A sick bus driver could leave transit riders feeling ill. That’s because budget cuts have reduced the number of staffers who can take over an empty route, often leaving riders waiting for a bus that will never arrive.
“Customers are waiting three or four hours for a bus at night,” Queens Village resident Charlton Dsouza told attendees at the Community Board 13 meeting on Monday night. “This has been going on in southeast Queens, in Queens Village.”
Dsouza said a former top transit official told him that the MTA has a policy not to fill in routes when a driver calls in sick — something the agency disputed when contacted by the Chronicle this week, though it did not say it never happens.
“When an operator calls in sick we make every effort to cover his run with available extra list employees,” MTA spokesman Charles Seaton said in an email. “In the event that an employee is not available, we will make every effort to cover the work with an operator on overtime especially in the evening and overnight hours.”
Each bus depot has certain operators who have not been assigned permanent routes and are there for the express purpose of filling in for drivers who are out sick, but with budget cuts there are fewer and fewer of those staffers around, according to Bill Henderson, executive director of the Permanent Citizens Advisory Committee to the MTA.
During the meeting, Corey Bearak, policy and political director for Local 1056 of the Amalgamated Transit Union, which represents bus operators in Queens sent a text message to the president of the group, Daneek Miller, asking him if there is such a policy, and he said that there is.
“These are incidental service cuts and it’s done throughout the system,” Miller wrote.
Bearak said the union has been meeting with legislators to try and schedule hearings at both City Hall and in Queens on the quality of bus service.
“They are trying to save money on the backs of the hardworking folks of the city,” Bearak said. “The people who ride buses are disproportionately the least well off of all city residents.”
Since there are different staff levels at different depots, route cuts have greater impact in some areas than others, according to Henderson. And they are felt more in the evenings than during the day, when buses run less frequently.
“Overall it’s not a big problem; the percentage of instances are probably low, but if it happens to you then it is a big problem,” Henderson said, adding that transit riders don’t take kindly to being stranded.
For the 12-month period ending December 2010, all MTA bus operations had a 98 percent route completion record, he said, not too bad considering that takes into account absent drivers and bus breakdowns.

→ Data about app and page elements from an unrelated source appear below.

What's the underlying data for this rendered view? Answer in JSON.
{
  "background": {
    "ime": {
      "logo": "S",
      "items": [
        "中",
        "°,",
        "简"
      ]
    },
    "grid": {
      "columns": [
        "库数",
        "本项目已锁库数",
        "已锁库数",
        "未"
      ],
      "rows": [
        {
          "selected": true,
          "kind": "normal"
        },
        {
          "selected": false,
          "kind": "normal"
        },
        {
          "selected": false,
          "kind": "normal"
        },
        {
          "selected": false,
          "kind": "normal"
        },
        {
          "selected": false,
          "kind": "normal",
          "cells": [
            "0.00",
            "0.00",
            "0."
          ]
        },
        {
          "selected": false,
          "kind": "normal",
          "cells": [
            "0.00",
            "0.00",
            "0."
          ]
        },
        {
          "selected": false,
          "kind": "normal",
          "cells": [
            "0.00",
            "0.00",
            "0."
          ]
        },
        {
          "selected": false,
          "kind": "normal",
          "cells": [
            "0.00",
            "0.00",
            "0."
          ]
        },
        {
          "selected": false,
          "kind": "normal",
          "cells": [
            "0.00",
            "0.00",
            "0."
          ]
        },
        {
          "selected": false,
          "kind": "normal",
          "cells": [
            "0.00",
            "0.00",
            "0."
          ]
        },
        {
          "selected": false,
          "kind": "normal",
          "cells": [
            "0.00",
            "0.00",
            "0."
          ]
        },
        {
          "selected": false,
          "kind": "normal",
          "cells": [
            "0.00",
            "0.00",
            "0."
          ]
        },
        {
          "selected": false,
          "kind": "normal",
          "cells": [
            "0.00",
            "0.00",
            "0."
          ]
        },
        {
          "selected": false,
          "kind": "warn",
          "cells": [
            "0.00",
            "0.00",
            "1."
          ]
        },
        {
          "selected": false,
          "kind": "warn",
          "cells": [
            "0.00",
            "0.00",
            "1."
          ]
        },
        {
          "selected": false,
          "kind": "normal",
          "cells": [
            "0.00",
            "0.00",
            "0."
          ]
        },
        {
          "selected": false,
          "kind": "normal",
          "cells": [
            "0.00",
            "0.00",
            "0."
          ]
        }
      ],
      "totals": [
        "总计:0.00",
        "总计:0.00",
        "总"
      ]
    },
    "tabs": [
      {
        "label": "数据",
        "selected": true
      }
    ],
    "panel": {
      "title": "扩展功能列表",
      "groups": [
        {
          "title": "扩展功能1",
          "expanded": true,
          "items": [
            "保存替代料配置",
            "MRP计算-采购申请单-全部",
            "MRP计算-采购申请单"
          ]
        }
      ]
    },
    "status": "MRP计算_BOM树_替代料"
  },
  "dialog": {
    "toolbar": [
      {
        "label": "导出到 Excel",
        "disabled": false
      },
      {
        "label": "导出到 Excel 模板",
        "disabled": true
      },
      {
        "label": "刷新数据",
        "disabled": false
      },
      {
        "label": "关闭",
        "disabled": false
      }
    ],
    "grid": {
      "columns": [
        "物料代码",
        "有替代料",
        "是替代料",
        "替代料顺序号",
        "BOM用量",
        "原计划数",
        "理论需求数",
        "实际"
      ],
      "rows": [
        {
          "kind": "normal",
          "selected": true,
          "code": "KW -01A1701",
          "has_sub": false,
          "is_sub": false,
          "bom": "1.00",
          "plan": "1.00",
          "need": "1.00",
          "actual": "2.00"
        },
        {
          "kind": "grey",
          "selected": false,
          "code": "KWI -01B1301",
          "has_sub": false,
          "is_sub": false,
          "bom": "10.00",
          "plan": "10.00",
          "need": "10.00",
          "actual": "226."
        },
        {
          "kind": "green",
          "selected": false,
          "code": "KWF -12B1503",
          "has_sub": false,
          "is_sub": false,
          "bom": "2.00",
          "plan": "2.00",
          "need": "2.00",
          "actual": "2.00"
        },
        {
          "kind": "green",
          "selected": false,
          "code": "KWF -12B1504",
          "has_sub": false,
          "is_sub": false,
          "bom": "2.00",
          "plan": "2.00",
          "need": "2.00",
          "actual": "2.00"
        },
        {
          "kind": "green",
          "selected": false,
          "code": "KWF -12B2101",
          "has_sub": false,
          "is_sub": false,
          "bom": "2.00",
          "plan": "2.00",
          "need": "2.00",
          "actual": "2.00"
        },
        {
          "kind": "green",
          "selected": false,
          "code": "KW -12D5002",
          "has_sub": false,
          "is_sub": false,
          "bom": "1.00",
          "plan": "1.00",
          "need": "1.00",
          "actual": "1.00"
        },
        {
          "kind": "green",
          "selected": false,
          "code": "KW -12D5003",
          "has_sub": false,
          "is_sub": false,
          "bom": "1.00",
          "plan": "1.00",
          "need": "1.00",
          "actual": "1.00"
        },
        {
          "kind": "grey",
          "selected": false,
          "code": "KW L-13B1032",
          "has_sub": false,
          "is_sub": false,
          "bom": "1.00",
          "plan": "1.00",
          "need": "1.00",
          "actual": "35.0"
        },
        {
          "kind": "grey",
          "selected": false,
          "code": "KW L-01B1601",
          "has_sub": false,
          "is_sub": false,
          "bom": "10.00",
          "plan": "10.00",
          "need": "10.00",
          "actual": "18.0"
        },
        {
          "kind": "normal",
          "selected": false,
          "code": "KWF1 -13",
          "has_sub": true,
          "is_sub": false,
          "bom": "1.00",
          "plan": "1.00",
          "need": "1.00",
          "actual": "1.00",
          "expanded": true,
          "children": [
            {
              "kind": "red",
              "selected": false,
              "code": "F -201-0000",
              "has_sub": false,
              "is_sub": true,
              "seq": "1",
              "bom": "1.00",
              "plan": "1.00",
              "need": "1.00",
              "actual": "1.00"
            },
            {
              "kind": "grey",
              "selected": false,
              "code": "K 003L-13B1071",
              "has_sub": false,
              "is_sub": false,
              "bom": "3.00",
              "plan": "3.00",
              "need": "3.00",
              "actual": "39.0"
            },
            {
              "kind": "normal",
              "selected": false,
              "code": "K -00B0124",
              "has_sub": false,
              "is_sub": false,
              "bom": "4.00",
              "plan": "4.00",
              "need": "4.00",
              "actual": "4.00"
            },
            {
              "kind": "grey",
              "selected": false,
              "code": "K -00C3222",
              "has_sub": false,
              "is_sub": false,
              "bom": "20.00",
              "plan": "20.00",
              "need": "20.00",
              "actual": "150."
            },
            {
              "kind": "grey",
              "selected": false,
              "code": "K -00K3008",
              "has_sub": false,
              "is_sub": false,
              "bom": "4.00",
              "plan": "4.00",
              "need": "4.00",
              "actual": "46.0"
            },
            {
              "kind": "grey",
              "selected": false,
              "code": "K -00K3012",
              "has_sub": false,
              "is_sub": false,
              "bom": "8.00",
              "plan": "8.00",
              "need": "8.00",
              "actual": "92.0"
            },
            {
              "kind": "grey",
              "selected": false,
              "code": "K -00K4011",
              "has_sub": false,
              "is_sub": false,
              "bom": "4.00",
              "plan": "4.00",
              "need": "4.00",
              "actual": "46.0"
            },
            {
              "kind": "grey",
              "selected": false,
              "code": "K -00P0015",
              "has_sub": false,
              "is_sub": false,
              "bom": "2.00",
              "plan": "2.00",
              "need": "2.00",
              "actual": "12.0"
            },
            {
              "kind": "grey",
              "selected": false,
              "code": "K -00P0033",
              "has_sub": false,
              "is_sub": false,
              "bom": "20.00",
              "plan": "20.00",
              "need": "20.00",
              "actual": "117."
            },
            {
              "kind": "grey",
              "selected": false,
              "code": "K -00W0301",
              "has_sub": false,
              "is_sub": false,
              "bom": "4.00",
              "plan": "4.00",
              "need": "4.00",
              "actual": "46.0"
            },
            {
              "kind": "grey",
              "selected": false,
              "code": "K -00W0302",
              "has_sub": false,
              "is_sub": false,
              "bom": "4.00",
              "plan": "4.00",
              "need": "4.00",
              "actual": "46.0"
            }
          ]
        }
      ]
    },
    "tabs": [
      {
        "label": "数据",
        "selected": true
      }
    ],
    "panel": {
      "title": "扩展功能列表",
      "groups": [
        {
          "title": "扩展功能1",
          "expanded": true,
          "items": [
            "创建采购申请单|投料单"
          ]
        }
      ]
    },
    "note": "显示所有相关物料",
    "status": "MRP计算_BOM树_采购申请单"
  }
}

Still, Henderson said, his group is aware of how distressing a cut bus route can be for riders, but short of getting more funding, there is little the MTA can do. However, Henderson did note that the agency is trying to keep the public better informed on such matters.
There is a pilot program being tested on the B63 bus line in Brooklyn. Buses have been equipped with GPS tracking enabling riders to go to the MTA’s website and find out when one will arrive. They can also view a map of where the buses are on their routes or text message a code that is posted at the bus stops and receive a reply with the locations of the next several buses. Henderson expects the program to take effect citywide by 2015.
Dzouza called on Public Advocate Bill de Blasio, who was also at the CB 13 meeting, to investigate the issue, one the government watchdog said that he had never heard of before.
“If that’s the case, it’s a horrible policy, that would honestly hurt a lot of people in the City of New York,” de Blasio said. “We will be meeting with the MTA chairman next week, and we will ask him if there is a formal policy with these night buses and what happens to them, if someone calls in sick. I hope and pray the answer is, ‘We find a replacement.’”